Interface dataset entries
--*--
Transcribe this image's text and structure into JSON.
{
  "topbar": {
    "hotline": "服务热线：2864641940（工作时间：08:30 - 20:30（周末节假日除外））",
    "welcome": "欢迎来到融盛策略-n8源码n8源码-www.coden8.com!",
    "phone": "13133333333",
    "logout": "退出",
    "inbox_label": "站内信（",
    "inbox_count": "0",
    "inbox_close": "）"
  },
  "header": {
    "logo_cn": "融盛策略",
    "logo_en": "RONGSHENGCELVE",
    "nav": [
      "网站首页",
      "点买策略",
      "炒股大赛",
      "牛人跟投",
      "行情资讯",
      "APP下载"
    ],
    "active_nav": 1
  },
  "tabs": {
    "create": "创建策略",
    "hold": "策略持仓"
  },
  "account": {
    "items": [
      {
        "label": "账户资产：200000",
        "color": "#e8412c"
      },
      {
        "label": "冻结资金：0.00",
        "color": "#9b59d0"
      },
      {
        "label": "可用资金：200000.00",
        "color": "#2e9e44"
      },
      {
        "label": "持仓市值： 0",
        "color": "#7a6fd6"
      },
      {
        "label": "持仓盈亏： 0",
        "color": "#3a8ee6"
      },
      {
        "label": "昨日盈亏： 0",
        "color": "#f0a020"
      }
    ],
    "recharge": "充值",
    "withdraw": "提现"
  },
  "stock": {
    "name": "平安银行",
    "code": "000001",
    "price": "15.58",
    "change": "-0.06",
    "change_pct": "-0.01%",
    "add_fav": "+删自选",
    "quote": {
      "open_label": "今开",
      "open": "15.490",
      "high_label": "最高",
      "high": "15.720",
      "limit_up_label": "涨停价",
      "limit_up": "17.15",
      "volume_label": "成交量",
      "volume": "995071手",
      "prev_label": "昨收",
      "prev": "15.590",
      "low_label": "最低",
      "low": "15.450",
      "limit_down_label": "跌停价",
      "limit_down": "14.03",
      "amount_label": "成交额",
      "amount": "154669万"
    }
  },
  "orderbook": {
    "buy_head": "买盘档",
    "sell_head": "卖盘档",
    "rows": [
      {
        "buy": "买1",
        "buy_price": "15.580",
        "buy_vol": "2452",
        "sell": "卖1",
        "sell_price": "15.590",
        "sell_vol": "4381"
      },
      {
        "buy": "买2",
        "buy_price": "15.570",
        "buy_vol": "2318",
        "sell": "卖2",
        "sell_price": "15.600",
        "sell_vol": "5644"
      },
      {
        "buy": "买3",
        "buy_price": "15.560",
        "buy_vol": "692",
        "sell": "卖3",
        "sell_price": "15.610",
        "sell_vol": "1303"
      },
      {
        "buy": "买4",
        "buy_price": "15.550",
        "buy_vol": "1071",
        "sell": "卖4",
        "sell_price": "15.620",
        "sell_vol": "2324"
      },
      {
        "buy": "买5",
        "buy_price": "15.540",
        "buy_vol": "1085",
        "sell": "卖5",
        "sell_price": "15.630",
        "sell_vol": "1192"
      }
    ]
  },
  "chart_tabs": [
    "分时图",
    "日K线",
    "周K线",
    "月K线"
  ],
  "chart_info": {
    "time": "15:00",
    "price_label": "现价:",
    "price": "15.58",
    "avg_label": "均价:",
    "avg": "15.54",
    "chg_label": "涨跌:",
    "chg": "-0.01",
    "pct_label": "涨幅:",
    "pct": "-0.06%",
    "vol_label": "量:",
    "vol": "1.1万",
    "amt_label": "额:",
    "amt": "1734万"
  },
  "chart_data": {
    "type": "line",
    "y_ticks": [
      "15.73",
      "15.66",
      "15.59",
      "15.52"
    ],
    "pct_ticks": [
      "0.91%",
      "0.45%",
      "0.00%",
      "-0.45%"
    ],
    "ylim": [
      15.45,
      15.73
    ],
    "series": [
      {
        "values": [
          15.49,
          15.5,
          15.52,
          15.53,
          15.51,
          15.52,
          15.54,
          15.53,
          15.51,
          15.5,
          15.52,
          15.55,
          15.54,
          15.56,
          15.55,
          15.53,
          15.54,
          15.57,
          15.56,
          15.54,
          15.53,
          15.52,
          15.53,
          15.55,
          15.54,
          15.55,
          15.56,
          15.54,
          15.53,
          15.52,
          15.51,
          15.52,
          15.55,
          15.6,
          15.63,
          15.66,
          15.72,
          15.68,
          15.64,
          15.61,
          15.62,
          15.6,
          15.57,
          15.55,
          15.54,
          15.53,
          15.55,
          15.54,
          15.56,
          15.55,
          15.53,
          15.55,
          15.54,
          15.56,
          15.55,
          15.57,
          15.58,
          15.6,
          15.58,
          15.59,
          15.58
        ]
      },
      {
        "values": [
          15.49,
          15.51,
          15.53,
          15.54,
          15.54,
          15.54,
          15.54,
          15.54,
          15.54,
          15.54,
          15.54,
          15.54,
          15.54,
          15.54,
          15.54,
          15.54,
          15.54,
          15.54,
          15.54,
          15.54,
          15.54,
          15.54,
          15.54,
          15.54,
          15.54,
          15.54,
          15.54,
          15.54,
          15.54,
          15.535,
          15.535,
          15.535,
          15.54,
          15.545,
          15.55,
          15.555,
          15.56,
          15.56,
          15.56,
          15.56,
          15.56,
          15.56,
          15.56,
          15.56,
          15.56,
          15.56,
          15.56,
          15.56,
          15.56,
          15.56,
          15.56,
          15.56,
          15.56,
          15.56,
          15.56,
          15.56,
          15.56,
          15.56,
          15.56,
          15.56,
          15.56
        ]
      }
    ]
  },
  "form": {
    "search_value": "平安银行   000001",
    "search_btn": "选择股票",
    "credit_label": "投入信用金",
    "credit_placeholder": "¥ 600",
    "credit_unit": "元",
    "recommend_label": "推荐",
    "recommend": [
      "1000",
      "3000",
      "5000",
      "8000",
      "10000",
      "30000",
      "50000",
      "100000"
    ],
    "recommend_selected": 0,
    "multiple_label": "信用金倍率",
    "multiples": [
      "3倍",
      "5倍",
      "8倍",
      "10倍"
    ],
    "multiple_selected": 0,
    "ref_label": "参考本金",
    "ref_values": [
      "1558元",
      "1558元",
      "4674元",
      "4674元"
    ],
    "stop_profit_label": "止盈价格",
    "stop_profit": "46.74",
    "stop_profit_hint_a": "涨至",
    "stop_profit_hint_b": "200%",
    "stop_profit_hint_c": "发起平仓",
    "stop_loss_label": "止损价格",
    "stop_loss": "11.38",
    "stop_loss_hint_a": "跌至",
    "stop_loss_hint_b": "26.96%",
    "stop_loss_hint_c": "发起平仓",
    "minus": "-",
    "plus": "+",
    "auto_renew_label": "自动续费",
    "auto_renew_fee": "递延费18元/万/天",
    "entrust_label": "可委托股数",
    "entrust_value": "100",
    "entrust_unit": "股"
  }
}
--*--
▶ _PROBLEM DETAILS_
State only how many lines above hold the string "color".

▶ _RESPONSE TO THIS EXERCISE_
6